▸ Description of the task
In the data below, which lines hold the word "Chiasso"? Copy them.

*** Opening of Extracted data ***

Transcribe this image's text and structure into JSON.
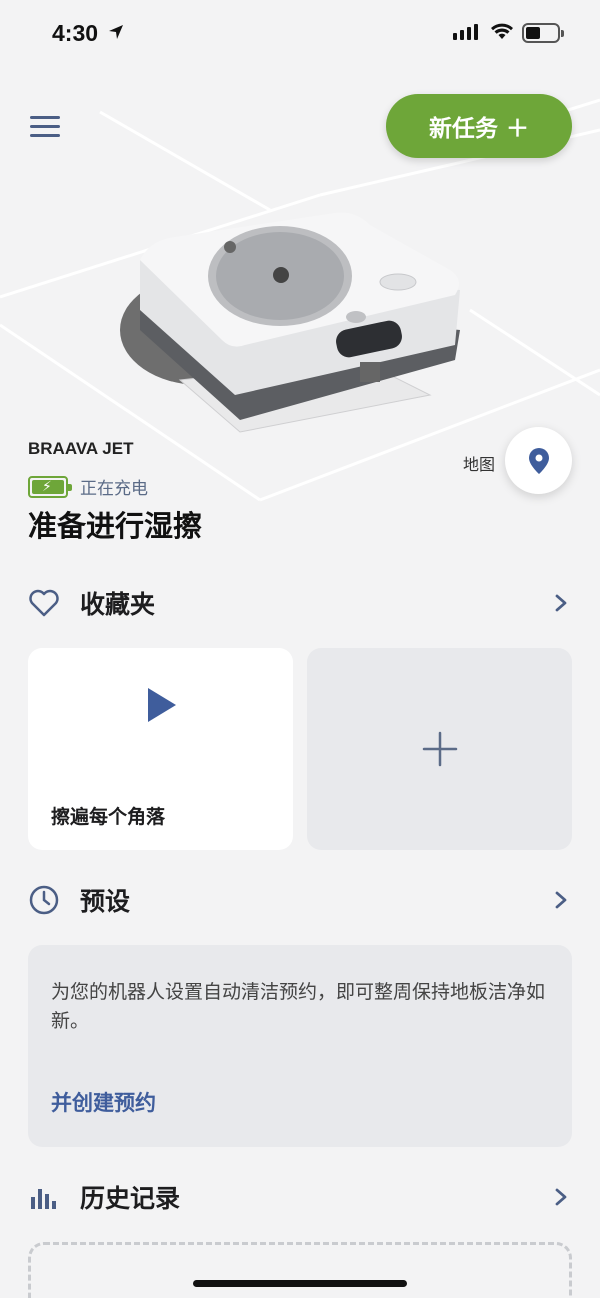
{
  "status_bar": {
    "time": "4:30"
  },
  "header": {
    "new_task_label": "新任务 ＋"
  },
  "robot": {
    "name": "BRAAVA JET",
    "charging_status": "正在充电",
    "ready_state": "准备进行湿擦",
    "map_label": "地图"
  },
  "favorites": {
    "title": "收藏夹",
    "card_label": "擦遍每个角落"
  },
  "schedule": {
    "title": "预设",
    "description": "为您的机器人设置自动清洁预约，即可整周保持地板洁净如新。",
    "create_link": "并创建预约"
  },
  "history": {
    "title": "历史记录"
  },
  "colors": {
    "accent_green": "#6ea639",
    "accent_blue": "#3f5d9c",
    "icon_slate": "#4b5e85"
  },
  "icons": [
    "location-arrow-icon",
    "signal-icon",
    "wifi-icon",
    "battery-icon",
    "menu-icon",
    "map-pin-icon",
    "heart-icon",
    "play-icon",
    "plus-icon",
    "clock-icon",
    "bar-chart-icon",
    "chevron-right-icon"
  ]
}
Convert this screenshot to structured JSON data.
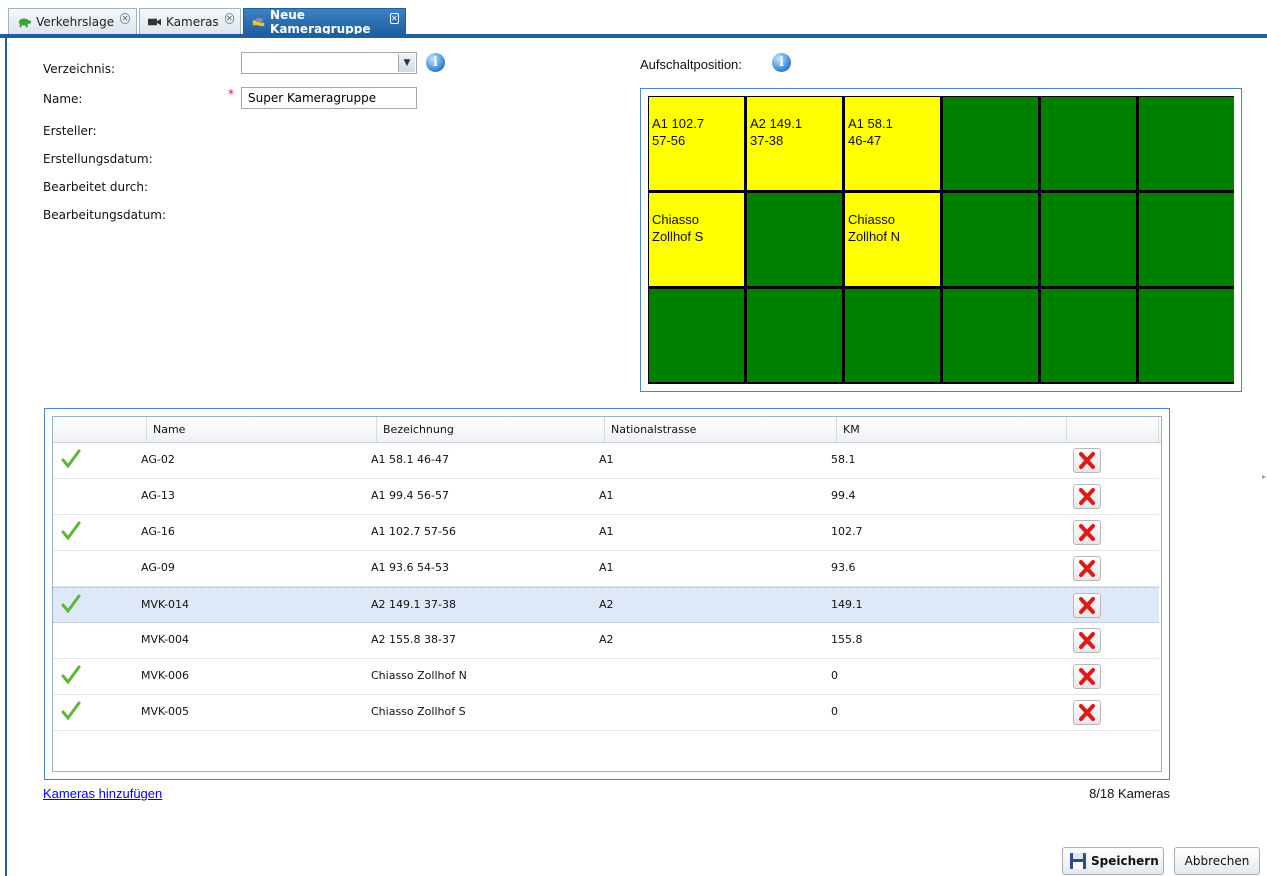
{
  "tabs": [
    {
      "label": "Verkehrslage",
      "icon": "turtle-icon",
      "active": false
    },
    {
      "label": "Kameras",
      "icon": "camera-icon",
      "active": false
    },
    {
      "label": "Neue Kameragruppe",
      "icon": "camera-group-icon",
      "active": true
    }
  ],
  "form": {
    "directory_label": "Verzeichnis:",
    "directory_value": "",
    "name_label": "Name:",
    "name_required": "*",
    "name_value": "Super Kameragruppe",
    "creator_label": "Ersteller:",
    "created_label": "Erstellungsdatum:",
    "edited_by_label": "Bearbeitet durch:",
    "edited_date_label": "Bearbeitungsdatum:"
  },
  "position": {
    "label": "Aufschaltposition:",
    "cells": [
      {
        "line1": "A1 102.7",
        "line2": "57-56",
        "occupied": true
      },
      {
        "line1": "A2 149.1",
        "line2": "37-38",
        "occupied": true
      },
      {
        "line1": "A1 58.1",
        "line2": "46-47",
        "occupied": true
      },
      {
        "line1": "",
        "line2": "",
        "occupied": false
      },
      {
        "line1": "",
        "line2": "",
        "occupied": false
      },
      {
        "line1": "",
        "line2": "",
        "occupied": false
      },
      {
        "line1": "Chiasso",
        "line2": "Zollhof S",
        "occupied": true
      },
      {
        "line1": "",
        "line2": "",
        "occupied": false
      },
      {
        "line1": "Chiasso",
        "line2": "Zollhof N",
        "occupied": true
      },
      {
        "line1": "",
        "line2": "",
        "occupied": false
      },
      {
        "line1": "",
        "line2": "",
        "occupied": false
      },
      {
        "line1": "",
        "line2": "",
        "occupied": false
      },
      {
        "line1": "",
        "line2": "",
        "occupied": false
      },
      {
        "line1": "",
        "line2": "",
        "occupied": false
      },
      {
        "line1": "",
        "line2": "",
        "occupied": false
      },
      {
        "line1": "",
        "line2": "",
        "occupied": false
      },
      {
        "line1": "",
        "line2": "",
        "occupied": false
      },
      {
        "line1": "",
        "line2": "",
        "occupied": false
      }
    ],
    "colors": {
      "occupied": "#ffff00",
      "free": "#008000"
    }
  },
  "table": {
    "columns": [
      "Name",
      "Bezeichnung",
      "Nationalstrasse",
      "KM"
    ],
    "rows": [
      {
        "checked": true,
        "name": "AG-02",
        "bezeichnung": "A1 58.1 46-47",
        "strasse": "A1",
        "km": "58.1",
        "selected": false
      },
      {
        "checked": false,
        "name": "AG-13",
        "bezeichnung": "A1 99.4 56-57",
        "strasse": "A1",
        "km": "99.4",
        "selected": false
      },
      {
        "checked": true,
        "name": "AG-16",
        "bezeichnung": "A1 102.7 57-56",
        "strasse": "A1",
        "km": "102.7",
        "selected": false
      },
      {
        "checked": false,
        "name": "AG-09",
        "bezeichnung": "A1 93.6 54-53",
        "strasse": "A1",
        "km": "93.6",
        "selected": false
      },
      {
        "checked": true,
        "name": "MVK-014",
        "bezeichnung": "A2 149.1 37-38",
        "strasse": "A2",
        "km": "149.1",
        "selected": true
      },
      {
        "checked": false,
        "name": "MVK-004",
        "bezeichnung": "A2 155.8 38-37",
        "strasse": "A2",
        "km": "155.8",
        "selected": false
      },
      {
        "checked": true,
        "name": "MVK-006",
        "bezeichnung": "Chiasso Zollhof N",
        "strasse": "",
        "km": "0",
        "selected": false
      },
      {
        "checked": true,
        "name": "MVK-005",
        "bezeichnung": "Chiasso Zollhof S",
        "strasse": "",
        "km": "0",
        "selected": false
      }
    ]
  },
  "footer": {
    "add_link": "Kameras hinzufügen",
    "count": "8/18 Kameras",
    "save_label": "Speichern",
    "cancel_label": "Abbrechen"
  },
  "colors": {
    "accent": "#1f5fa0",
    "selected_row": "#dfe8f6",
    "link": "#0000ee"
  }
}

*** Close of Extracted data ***

▸ Answer box
        "line1": "Chiasso",
        "line1": "Chiasso",
        "bezeichnung": "Chiasso Zollhof N",
        "bezeichnung": "Chiasso Zollhof S",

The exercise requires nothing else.